▶ _What you will do_: Find out how many lines in the records have the string "activity" in them, and state only that number.

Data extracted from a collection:

☆ ☆ ☆ ☆ ☆

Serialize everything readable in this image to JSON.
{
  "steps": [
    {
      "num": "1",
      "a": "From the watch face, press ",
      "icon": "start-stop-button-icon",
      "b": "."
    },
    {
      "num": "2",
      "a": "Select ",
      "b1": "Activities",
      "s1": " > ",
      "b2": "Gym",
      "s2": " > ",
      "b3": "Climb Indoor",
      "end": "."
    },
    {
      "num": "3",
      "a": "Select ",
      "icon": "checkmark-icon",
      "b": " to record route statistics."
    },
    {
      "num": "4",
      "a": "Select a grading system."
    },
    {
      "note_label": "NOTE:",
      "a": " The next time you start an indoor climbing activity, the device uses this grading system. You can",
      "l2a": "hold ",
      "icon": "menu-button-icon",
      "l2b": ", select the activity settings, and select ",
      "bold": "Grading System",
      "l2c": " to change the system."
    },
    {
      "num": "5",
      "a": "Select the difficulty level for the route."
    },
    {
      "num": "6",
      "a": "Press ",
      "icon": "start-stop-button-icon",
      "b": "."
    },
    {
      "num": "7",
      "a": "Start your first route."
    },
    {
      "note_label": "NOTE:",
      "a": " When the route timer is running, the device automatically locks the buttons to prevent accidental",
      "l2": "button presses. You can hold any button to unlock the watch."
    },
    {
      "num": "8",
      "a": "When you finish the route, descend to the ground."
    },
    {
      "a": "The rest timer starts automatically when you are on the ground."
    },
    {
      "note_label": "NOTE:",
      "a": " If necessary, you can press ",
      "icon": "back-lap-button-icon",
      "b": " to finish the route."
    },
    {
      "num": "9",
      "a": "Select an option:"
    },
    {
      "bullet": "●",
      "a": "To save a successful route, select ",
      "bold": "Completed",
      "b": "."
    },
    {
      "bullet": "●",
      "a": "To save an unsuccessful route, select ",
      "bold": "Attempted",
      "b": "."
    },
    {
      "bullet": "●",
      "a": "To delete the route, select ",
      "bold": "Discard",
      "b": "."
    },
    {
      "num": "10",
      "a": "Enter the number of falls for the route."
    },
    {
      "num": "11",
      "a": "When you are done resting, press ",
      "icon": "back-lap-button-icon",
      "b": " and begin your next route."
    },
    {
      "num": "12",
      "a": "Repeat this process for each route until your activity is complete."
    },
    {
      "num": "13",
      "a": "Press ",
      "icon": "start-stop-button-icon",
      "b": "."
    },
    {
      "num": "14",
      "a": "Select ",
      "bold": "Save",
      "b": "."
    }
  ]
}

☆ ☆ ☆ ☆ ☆

▶ _Answer box_: 3